Can Hiring an Executive Coach Help with a Job Hunt?
Lately, instead of hearing ‘My therapist says…’ we are hearing corporate go-getters making statements more in the line of: ‘My coach said…’. Executive coaches are gaining popularity and not only for employed executives. The global economic downturn has not only culled the confidence levels of a large chunk of the workforce, but has also left many of them jobless and directionless.
From high-flying executive to low-level home maker, in seven words ‘Sorry, we have to let you go’ are the dreaded words preceding time aimlessly spent at home, and followed by weeks, months, or even years of job hunting. Some of the people on the receiving end of this sentence have been loyal to their employers for decades and have to start all over again, figuring out trends and reworking their CVs. No matter how good you are at your job, sometimes the job hunt can be nothing short of terrifying.
Almost Like Plumbing
Ever had a blocked toilet? Of course you have, but chances are that you did not for one moment consider unblocking it yourself. You called a plumber, right? It’s the same when you take your computer to an IT repairs person to fix, or consult a doctor if you have health problems. Why not hire a professional to help you get back to being gainfully employed?
Why Not Indeed
If somebody can help you feel like an ambitious successful executive again, surely they must be worth every penny. Let’s look at what an executive coach can do for somebody not employed.

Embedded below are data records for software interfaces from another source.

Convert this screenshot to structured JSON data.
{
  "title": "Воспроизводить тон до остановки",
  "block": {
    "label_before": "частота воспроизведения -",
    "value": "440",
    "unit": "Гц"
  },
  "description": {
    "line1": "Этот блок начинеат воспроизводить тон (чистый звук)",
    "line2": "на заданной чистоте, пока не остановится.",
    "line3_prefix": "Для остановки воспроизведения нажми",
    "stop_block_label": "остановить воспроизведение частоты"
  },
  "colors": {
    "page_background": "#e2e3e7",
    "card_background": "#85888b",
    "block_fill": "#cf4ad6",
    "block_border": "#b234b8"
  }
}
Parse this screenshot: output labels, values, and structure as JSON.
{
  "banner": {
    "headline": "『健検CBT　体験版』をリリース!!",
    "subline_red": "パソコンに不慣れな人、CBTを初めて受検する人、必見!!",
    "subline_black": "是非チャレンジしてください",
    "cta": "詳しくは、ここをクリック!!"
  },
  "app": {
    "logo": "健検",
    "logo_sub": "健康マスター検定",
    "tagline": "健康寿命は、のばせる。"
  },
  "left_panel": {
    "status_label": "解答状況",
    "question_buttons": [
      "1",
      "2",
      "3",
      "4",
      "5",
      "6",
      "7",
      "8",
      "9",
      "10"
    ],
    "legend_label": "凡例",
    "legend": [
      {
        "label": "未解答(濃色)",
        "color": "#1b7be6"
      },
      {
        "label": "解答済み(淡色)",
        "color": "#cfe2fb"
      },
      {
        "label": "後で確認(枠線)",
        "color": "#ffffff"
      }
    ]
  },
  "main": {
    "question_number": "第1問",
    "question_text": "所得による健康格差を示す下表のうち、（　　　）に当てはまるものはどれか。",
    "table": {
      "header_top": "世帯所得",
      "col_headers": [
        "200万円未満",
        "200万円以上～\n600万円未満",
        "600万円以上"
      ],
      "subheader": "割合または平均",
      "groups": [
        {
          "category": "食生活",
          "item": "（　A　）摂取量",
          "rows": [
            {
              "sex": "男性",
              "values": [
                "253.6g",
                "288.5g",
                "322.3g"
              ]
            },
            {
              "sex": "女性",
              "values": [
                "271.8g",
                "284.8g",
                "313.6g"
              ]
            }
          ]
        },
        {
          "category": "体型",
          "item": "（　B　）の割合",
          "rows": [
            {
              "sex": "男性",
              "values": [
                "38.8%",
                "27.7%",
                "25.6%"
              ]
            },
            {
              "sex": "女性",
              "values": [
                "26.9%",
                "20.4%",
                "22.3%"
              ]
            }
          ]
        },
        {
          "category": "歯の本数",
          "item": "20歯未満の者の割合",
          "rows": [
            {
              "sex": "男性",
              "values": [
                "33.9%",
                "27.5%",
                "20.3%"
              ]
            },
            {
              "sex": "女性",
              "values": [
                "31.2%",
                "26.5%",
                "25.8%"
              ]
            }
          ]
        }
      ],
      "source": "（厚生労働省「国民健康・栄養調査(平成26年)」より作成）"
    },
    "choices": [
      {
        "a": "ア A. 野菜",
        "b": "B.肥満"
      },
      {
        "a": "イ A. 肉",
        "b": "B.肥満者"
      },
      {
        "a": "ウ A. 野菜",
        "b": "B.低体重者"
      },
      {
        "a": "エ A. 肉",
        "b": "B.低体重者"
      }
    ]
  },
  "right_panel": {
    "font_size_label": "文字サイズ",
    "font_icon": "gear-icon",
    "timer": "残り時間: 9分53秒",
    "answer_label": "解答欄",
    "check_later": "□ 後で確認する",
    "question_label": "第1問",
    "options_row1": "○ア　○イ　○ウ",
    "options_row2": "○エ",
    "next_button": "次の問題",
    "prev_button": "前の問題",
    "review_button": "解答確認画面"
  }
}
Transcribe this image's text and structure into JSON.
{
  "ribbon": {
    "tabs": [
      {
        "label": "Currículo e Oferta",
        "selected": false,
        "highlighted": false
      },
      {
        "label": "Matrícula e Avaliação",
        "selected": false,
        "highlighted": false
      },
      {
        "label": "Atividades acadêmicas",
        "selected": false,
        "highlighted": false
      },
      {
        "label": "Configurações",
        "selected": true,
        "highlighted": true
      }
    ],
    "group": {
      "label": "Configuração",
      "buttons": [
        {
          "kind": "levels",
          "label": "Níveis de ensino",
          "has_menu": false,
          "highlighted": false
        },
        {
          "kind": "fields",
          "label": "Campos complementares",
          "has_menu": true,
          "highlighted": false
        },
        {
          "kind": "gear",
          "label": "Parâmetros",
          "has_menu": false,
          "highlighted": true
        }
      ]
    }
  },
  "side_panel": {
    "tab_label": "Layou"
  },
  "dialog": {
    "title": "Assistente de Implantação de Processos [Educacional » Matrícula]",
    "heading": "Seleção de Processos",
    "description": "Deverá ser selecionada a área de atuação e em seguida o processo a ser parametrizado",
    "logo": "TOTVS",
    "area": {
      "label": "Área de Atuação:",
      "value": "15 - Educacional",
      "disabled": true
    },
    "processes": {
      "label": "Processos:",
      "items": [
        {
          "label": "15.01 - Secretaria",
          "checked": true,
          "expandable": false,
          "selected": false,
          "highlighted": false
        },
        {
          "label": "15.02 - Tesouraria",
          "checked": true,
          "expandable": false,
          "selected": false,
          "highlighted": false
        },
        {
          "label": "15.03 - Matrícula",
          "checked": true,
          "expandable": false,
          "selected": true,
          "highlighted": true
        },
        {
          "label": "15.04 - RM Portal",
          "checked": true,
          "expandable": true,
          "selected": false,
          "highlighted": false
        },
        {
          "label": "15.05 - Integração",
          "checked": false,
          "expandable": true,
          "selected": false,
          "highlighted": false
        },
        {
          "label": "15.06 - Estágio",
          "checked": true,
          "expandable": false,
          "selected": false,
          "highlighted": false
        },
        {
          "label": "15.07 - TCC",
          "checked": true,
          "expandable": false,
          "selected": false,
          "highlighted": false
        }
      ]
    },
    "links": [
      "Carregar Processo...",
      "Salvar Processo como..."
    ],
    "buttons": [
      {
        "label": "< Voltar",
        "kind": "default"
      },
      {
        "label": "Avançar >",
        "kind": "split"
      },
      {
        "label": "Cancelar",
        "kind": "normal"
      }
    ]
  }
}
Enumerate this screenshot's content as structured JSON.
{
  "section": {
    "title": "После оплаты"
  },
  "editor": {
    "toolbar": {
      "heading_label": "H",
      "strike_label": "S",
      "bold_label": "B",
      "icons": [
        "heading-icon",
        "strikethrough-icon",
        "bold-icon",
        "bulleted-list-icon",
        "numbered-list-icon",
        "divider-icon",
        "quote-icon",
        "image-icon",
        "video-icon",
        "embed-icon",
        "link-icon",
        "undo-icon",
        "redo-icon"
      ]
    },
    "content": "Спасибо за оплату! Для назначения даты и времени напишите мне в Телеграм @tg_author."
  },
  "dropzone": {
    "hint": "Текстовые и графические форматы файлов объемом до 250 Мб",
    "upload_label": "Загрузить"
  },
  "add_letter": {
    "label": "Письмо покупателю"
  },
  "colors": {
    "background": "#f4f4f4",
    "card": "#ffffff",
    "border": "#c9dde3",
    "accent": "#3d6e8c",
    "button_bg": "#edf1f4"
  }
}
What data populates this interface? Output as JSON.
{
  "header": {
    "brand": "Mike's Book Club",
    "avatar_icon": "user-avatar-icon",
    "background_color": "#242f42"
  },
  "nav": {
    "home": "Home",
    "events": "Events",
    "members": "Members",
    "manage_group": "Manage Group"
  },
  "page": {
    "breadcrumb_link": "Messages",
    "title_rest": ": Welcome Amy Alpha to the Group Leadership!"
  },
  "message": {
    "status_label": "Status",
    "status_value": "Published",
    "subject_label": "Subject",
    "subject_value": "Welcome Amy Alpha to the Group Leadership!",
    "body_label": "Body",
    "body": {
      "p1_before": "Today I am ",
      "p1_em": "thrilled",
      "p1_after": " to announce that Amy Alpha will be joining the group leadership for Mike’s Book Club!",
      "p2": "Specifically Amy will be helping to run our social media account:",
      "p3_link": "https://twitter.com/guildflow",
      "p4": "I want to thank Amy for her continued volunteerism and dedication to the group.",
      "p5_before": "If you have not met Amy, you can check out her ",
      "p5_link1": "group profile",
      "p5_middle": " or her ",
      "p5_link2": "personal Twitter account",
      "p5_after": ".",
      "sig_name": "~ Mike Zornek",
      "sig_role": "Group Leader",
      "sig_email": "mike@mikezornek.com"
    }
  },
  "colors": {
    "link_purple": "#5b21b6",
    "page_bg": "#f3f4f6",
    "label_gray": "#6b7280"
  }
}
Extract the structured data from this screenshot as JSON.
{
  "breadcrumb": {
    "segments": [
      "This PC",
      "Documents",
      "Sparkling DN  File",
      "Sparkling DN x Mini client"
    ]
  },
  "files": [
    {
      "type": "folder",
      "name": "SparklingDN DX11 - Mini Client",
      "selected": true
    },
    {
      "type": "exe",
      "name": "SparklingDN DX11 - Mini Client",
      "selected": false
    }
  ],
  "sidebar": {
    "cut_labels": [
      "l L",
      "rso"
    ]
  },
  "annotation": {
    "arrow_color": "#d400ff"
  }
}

A coach can:
• Help you strategize
• Get you up-to-date with the latest trends in the working world
• Improve confidence levels
• Guide you in terms of practical next steps (e.g. update your CV and skills, join LinkedIn etc.)
• Hold you accountable
And believe it or not, having a coach might actually look good on your CV.
Why It Is Not Always a Good Idea
Unfortunately, there could be a downside to hiring an executive coach to help you pave your way forward with new employment. The first potential stumbling block is cost. Good executive coaching takes time, and time takes money. Secondly, it is a relatively new and thus still unregulated industry. There are no industry standards to adhere to and the qualifications required to practice are debatable. Lastly, there is the matter of industry-specific experience; if you have many years experience in a particular industry, you will have knowledge that a coach coming from a different industry does not have. Although there are generic market trends and things like self esteem, and interview skills that are relatively standard, many aspects of successful job hunting is industry specific.
If you have the means and are able to find a reputable executive coach, go for it. If not, consider trying some of the following small, but effective actions to get back on the career track:
• Hire a copywriter to spruce up your CV and help with some covering letters
• Network; join online forums and social networking sites to meet people in the industry
• Update your qualifications and skills
Whether you hire a coach or not, make sure that you are self-assured; confidence the number one ingredient to a successful interview. In between interviews, do something that builds self esteem; go on a motivational course, start rock climbing, volunteer at an animal shelter, or simply use daily affirmations. Good luck!